The a ? b : c trinary operator only goes inside other expressions; don’t use it as a replacement for if. (You can ignore this inside macro definitions when necessary.)

Assignment operators shouldn’t nest inside other expressions. (You can ignore this inside macro definitions when necessary.)

## Functions not to write¶

Try to never hand-write new code to parse or generate binary formats. Instead, use trunnel if at all possible. See

https://gitweb.torproject.org/trunnel.git/tree


## Calling and naming conventions¶

Whenever possible, functions should return -1 on error and 0 on success.

For multi-word identifiers, use lowercase words combined with underscores. (e.g., multi_word_identifier). Use ALL_CAPS for macros and constants.

Typenames should end with _t.

Function names should be prefixed with a module name or object name. (In general, code to manipulate an object should be a module with the same name as the object, so it’s hard to tell which convention is used.)

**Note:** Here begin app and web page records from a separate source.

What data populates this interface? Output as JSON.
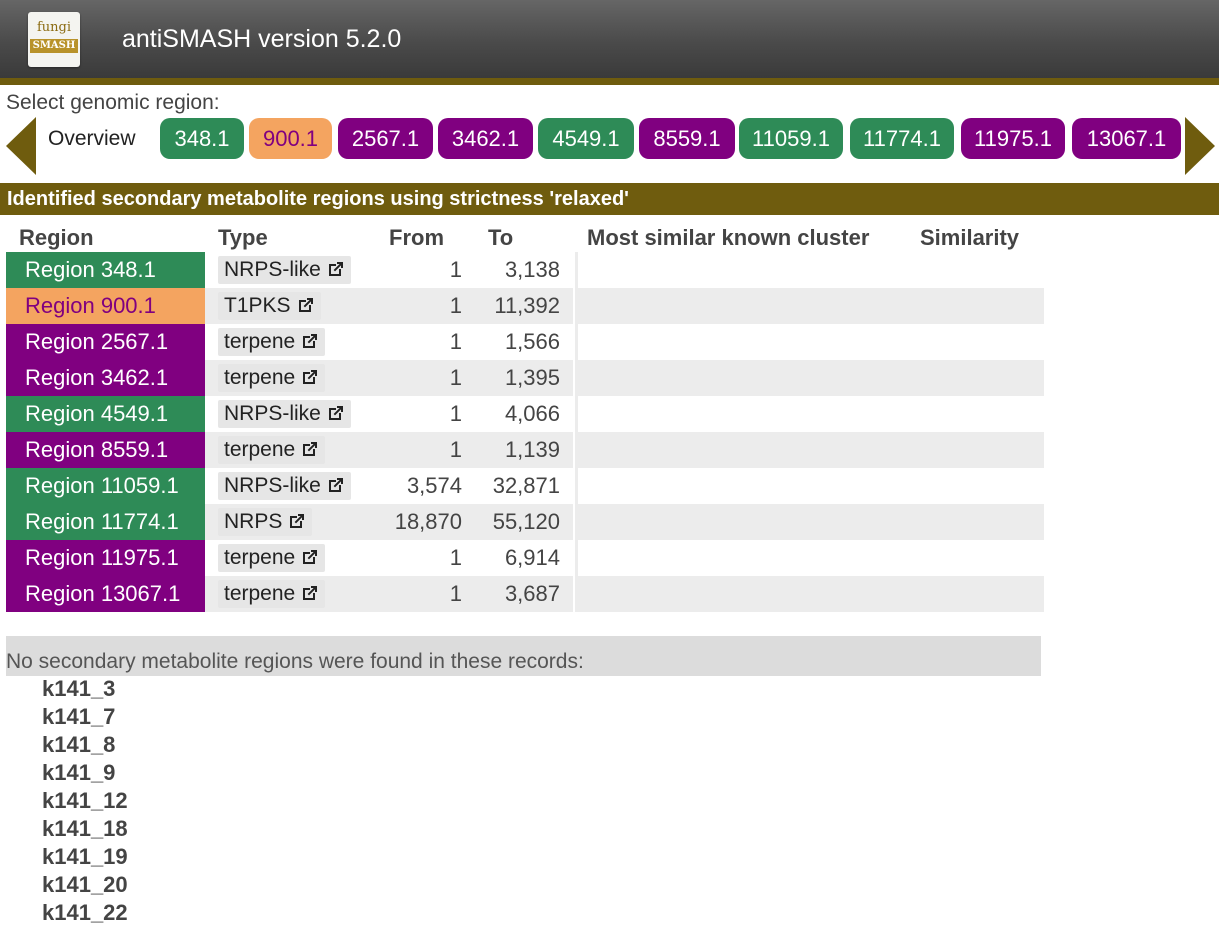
{
  "app": {
    "title": "antiSMASH version 5.2.0",
    "logo_top": "fungi",
    "logo_bottom": "SMASH"
  },
  "nav": {
    "label": "Select genomic region:",
    "overview": "Overview",
    "pills": [
      {
        "label": "348.1",
        "color": "#2e8b57"
      },
      {
        "label": "900.1",
        "color": "#f4a460"
      },
      {
        "label": "2567.1",
        "color": "#800080"
      },
      {
        "label": "3462.1",
        "color": "#800080"
      },
      {
        "label": "4549.1",
        "color": "#2e8b57"
      },
      {
        "label": "8559.1",
        "color": "#800080"
      },
      {
        "label": "11059.1",
        "color": "#2e8b57"
      },
      {
        "label": "11774.1",
        "color": "#2e8b57"
      },
      {
        "label": "11975.1",
        "color": "#800080"
      },
      {
        "label": "13067.1",
        "color": "#800080"
      }
    ]
  },
  "section_title": "Identified secondary metabolite regions using strictness 'relaxed'",
  "table": {
    "headers": {
      "region": "Region",
      "type": "Type",
      "from": "From",
      "to": "To",
      "cluster": "Most similar known cluster",
      "similarity": "Similarity"
    },
    "rows": [
      {
        "region": "Region 348.1",
        "type": "NRPS-like",
        "from": "1",
        "to": "3,138",
        "color": "#2e8b57",
        "text_color": "#ffffff"
      },
      {
        "region": "Region 900.1",
        "type": "T1PKS",
        "from": "1",
        "to": "11,392",
        "color": "#f4a460",
        "text_color": "#800080"
      },
      {
        "region": "Region 2567.1",
        "type": "terpene",
        "from": "1",
        "to": "1,566",
        "color": "#800080",
        "text_color": "#ffffff"
      },
      {
        "region": "Region 3462.1",
        "type": "terpene",
        "from": "1",
        "to": "1,395",
        "color": "#800080",
        "text_color": "#ffffff"
      },
      {
        "region": "Region 4549.1",
        "type": "NRPS-like",
        "from": "1",
        "to": "4,066",
        "color": "#2e8b57",
        "text_color": "#ffffff"
      },
      {
        "region": "Region 8559.1",
        "type": "terpene",
        "from": "1",
        "to": "1,139",
        "color": "#800080",
        "text_color": "#ffffff"
      },
      {
        "region": "Region 11059.1",
        "type": "NRPS-like",
        "from": "3,574",
        "to": "32,871",
        "color": "#2e8b57",
        "text_color": "#ffffff"
      },
      {
        "region": "Region 11774.1",
        "type": "NRPS",
        "from": "18,870",
        "to": "55,120",
        "color": "#2e8b57",
        "text_color": "#ffffff"
      },
      {
        "region": "Region 11975.1",
        "type": "terpene",
        "from": "1",
        "to": "6,914",
        "color": "#800080",
        "text_color": "#ffffff"
      },
      {
        "region": "Region 13067.1",
        "type": "terpene",
        "from": "1",
        "to": "3,687",
        "color": "#800080",
        "text_color": "#ffffff"
      }
    ]
  },
  "no_regions": {
    "text": "No secondary metabolite regions were found in these records:",
    "records": [
      "k141_3",
      "k141_7",
      "k141_8",
      "k141_9",
      "k141_12",
      "k141_18",
      "k141_19",
      "k141_20",
      "k141_22"
    ]
  }
}
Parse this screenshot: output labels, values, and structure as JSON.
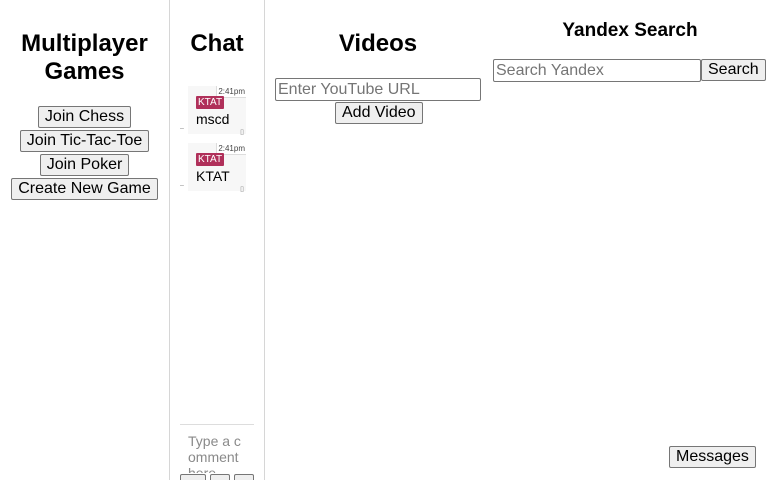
{
  "games": {
    "title": "Multiplayer Games",
    "buttons": [
      {
        "label": "Join Chess"
      },
      {
        "label": "Join Tic-Tac-Toe"
      },
      {
        "label": "Join Poker"
      },
      {
        "label": "Create New Game"
      }
    ]
  },
  "chat": {
    "title": "Chat",
    "messages": [
      {
        "time": "2:41pm",
        "user": "KTAT",
        "text": "mscd"
      },
      {
        "time": "2:41pm",
        "user": "KTAT",
        "text": "KTAT"
      }
    ],
    "input_placeholder": "Type a comment here...",
    "input_visible": "Type a comment here"
  },
  "videos": {
    "title": "Videos",
    "url_placeholder": "Enter YouTube URL",
    "add_label": "Add Video"
  },
  "yandex": {
    "title": "Yandex Search",
    "search_placeholder": "Search Yandex",
    "search_label": "Search"
  },
  "messages_label": "Messages",
  "colors": {
    "badge": "#b0305a",
    "button_bg": "#efefef",
    "border": "#767676"
  }
}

Functions that do things should have imperative-verb names (e.g. buffer_clear, buffer_resize); functions that return booleans should have predicate names (e.g. buffer_is_empty, buffer_needs_resizing).

If you find that you have four or more possible return code values, it’s probably time to create an enum. If you find that you are passing three or more flags to a function, it’s probably time to create a flags argument that takes a bitfield.

## What To Optimize¶

Don’t optimize anything if it’s not in the critical path. Right now, the critical path seems to be AES, logging, and the network itself. Feel free to do your own profiling to determine otherwise.

## Log conventions¶

https://www.torproject.org/docs/faq#LogLevel

No error or warning messages should be expected during normal OR or OP operation.

If a library function is currently called such that failure always means ERR, then the library function should log WARN and let the caller log ERR.

Every message of severity INFO or higher should either (A) be intelligible to end-users who don’t know the Tor source; or (B) somehow inform the end-users that they aren’t expected to understand the message (perhaps with a string like “internal error”). Option (A) is to be preferred to option (B).

## Assertions In Tor¶

Assertions should be used for bug-detection only. Don’t use assertions to detect bad user inputs, network errors, resource exhaustion, or similar issues.

Tor is always built with assertions enabled, so try to only use tor_assert() for cases where you are absolutely sure that crashing is the least bad option. Many bugs have been caused by use of tor_assert() when another kind of check would have been safer.

If you’re writing an assertion to test for a bug that you can recover from, use tor_assert_nonfatal() in place of tor_assert(). If you’d like to write a conditional that incorporates a nonfatal assertion, use the BUG() macro, as in:

if (BUG(ptr == NULL))
return -1;


## Allocator conventions¶

By convention, any tor type with a name like abc_t should be allocated by a function named abc_new(). This function should never return NULL.

Also, a type named abc_t should be freed by a function named abc_free_(). Don’t call this abc_free_() function directly – instead, wrap it in a macro called abc_free(), using the FREE_AND_NULL macro:

void abc_free_(abc_t *obj);
#define abc_free(obj) FREE_AND_NULL(abc_t, abc_free_, (obj))


This macro will free the underlying abc_t object, and will also set the object pointer to NULL.

You should define all abc_free_() functions to accept NULL inputs:

void
abc_free_(abc_t *obj)
{
if (!obj)
return;
tor_free(obj->name);
thing_free(obj->thing);
tor_free(obj);
}


If you need a free function that takes a void * argument (for example, to use it as a function callback), define it with a name like abc_free_void():

static void
abc_free_void_(void *obj)
{
abc_free_(obj);
}


## Doxygen comment conventions¶

Say what functions do as a series of one or more imperative sentences, as though you were telling somebody how to be the function. In other words, DO NOT say:

 /** The strtol function parses a number.
*
* nptr -- the string to parse.  It can include whitespace.
* endptr -- a string pointer to hold the first thing that is not part
*    of the number, if present.
* base -- the numeric base.
* returns: the resulting number.
*/
long strtol(const char *nptr, char **nptr, int base);


 /** Parse a number in radix <b>base</b> from the string <b>nptr</b>,